Smoking and high alcohol consumption can both lead to high LDL cholesterol, so give up if you can.
It is the job of the liver to control cholesterol levels, and eating a Mediterranean Diet incorporating a wide variety of vegetables, garlic, herbs and spices has been shown to reduce the amount of fat stored in the liver which improves liver function.
A final word on eggs – luckily the awful days of caged battery hens are over as this farming practice is now banned in Europe, and antibiotics are not allowed in the egg food chain. The risk of salmonella has been eradicated in eggs by the British Lion scheme, and these eggs are stamped with the British Lion mark. Whether you buy organic, free range or normal eggs is up to you. I buy mine from @Riverford Farm (they come with my veg box) and they are organic and delicious, and I often get the nice surprise of a double yolk.
For more information about our talk on Heart Health please call us on 07966 478974.

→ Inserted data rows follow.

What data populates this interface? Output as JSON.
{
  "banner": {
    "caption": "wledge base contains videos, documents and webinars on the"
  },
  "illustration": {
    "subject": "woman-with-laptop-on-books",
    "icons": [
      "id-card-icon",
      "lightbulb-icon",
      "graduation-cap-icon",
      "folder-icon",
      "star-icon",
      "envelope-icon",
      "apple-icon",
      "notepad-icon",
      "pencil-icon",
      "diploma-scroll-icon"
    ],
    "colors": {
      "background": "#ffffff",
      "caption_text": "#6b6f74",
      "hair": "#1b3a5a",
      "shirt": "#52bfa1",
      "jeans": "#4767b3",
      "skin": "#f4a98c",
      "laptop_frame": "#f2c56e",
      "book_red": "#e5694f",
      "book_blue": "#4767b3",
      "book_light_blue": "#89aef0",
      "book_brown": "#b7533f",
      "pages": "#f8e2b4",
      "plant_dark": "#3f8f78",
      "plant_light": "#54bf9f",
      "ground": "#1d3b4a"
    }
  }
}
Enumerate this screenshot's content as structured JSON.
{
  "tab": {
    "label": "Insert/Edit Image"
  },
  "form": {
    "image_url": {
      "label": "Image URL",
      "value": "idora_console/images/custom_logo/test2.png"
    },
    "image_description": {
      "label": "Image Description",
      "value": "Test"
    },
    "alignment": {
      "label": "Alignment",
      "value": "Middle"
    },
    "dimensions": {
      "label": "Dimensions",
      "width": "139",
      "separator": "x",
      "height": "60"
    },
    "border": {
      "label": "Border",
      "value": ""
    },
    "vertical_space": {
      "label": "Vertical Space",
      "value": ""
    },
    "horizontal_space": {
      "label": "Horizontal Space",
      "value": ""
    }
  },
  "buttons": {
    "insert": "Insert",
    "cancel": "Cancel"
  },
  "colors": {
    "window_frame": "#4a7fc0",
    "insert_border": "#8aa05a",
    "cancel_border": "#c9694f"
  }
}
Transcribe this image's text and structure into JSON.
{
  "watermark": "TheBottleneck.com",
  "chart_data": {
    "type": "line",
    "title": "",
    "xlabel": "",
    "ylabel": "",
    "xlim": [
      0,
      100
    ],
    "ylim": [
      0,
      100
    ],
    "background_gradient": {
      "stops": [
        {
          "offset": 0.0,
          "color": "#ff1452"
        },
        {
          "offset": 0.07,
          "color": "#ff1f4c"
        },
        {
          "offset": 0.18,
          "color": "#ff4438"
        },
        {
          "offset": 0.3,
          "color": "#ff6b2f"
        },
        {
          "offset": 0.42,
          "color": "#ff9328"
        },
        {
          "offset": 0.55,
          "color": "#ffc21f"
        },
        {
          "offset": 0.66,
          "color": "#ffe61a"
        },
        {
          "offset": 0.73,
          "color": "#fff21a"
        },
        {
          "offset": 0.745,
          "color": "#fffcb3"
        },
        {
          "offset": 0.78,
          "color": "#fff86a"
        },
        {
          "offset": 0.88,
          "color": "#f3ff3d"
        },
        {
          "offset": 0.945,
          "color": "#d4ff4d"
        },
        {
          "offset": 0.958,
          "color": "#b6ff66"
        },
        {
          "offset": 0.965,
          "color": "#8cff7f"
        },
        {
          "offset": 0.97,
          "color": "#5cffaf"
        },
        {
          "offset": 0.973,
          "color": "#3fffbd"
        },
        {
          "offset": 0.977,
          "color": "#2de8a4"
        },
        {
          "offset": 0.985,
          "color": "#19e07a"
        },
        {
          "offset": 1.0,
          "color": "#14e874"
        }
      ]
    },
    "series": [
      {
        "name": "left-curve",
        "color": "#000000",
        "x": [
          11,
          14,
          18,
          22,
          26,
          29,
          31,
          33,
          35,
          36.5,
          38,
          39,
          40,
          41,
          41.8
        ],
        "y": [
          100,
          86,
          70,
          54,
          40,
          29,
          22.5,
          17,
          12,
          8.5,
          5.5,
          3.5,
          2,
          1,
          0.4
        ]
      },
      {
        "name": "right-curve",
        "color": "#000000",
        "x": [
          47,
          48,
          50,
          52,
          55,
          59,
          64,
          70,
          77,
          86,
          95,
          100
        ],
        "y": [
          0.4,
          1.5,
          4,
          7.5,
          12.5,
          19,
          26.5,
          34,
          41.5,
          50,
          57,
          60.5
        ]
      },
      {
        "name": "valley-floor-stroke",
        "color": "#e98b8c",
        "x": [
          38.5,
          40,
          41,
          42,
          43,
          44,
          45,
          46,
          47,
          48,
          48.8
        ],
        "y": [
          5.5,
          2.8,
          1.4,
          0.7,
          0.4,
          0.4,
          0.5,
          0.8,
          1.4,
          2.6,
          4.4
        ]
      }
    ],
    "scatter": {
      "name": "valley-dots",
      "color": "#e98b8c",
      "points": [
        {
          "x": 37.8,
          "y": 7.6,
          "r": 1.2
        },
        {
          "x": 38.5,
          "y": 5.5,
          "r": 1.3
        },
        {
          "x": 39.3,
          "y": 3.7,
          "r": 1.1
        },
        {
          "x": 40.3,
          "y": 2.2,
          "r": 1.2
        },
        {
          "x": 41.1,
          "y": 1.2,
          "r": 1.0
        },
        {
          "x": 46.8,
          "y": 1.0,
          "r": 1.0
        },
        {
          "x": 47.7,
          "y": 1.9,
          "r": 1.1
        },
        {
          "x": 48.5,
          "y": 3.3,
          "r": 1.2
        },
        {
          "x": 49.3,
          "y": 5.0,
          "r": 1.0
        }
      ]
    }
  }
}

J. K. Virtanen, J. Mursu, H. E. Virtanen, M. Fogelholm, J. T. Salonen, T. T. Koskinen, S. Voutilainen, T.-P. Tuomainen. Associations of egg and cholesterol intakes with carotid intima-media thickness and risk of incident coronary artery disease according to apolipoprotein E phenotype in men: the Kuopio Ischaemic Heart Disease Risk Factor Study. American Journal of Clinical Nutrition, 2016; DOI: 10.3945/ajcn.115.122317